### MATERIAL SUPPLIED
= = =
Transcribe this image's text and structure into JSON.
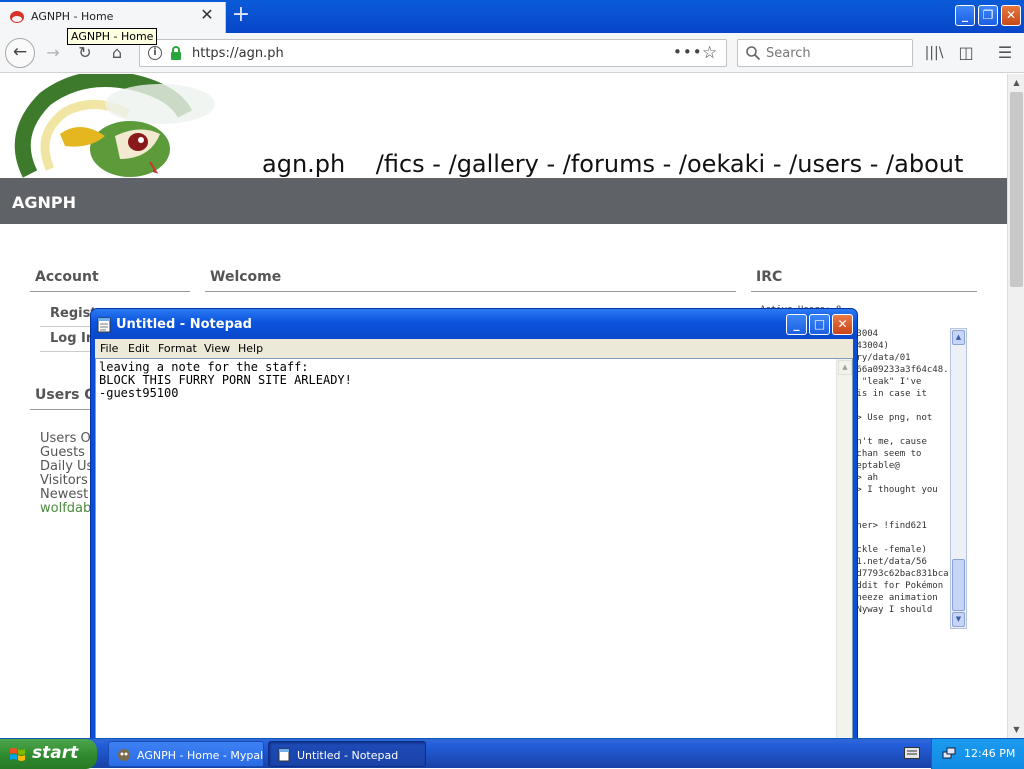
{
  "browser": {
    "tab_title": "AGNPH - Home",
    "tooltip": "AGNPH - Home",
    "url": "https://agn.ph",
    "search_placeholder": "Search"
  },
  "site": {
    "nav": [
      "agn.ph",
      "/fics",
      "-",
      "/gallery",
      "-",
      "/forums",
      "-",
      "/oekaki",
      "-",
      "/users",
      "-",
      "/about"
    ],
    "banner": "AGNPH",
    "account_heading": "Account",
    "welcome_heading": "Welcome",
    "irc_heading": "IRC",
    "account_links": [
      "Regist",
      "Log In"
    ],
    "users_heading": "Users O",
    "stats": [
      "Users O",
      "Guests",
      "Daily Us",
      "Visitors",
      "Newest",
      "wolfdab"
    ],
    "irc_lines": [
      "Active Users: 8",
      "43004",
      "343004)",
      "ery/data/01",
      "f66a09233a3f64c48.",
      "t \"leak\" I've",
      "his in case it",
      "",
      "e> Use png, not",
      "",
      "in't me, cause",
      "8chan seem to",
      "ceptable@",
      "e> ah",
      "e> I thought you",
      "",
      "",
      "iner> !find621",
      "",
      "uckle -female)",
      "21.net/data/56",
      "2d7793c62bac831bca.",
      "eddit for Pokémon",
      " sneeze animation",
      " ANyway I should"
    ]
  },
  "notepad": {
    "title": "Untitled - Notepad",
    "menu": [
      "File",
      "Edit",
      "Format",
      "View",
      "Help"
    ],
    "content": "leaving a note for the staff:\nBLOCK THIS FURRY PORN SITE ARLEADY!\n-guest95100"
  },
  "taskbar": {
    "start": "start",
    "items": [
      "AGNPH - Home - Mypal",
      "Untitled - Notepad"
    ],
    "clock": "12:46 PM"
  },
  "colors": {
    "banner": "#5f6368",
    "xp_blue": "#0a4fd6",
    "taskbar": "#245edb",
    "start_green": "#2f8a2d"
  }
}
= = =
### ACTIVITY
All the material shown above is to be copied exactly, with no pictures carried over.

### ANSWER BOX
Transcribe this image's text and structure into JSON.
{
  "browser": {
    "tab_title": "AGNPH - Home",
    "tooltip": "AGNPH - Home",
    "url": "https://agn.ph",
    "search_placeholder": "Search"
  },
  "site": {
    "nav": [
      "agn.ph",
      "/fics",
      "-",
      "/gallery",
      "-",
      "/forums",
      "-",
      "/oekaki",
      "-",
      "/users",
      "-",
      "/about"
    ],
    "banner": "AGNPH",
    "account_heading": "Account",
    "welcome_heading": "Welcome",
    "irc_heading": "IRC",
    "account_links": [
      "Regist",
      "Log In"
    ],
    "users_heading": "Users O",
    "stats": [
      "Users O",
      "Guests",
      "Daily Us",
      "Visitors",
      "Newest",
      "wolfdab"
    ],
    "irc_lines": [
      "Active Users: 8",
      "43004",
      "343004)",
      "ery/data/01",
      "f66a09233a3f64c48.",
      "t \"leak\" I've",
      "his in case it",
      "",
      "e> Use png, not",
      "",
      "in't me, cause",
      "8chan seem to",
      "ceptable@",
      "e> ah",
      "e> I thought you",
      "",
      "",
      "iner> !find621",
      "",
      "uckle -female)",
      "21.net/data/56",
      "2d7793c62bac831bca.",
      "eddit for Pokémon",
      " sneeze animation",
      " ANyway I should"
    ]
  },
  "notepad": {
    "title": "Untitled - Notepad",
    "menu": [
      "File",
      "Edit",
      "Format",
      "View",
      "Help"
    ],
    "content": "leaving a note for the staff:\nBLOCK THIS FURRY PORN SITE ARLEADY!\n-guest95100"
  },
  "taskbar": {
    "start": "start",
    "items": [
      "AGNPH - Home - Mypal",
      "Untitled - Notepad"
    ],
    "clock": "12:46 PM"
  },
  "colors": {
    "banner": "#5f6368",
    "xp_blue": "#0a4fd6",
    "taskbar": "#245edb",
    "start_green": "#2f8a2d"
  }
}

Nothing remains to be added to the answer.